--- RECORDS Enclosed Below ---

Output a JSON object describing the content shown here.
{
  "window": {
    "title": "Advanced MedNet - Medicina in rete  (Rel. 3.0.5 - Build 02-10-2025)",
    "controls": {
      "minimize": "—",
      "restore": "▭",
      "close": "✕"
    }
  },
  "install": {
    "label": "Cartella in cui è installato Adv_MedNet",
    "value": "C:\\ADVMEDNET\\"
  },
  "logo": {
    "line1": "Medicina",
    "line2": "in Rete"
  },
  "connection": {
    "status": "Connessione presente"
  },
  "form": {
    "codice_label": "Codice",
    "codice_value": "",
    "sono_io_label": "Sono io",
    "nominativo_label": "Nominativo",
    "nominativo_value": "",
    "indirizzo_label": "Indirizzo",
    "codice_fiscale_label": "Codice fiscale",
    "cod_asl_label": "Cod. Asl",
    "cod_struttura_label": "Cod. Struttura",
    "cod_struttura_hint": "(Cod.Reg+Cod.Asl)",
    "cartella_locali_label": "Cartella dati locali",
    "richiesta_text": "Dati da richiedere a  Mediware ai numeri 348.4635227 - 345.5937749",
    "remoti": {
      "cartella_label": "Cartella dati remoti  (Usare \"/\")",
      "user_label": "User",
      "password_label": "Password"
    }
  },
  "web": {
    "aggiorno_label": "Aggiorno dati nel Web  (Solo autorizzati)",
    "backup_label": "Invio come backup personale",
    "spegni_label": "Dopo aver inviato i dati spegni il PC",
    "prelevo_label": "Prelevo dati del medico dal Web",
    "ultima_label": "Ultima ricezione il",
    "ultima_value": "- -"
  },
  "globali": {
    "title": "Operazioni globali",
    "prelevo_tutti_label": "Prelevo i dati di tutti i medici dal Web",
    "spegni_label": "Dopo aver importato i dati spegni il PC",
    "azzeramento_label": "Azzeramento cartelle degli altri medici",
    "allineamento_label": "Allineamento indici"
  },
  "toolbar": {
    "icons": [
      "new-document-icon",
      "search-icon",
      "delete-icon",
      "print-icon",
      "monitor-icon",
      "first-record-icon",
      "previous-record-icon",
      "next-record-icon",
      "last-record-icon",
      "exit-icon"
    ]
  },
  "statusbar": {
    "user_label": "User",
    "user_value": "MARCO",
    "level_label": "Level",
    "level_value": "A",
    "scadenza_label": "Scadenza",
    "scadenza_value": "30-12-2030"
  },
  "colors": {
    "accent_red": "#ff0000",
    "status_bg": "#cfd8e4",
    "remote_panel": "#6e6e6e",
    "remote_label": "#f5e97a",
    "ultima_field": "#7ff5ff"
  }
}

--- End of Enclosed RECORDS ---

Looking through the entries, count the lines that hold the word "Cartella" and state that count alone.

3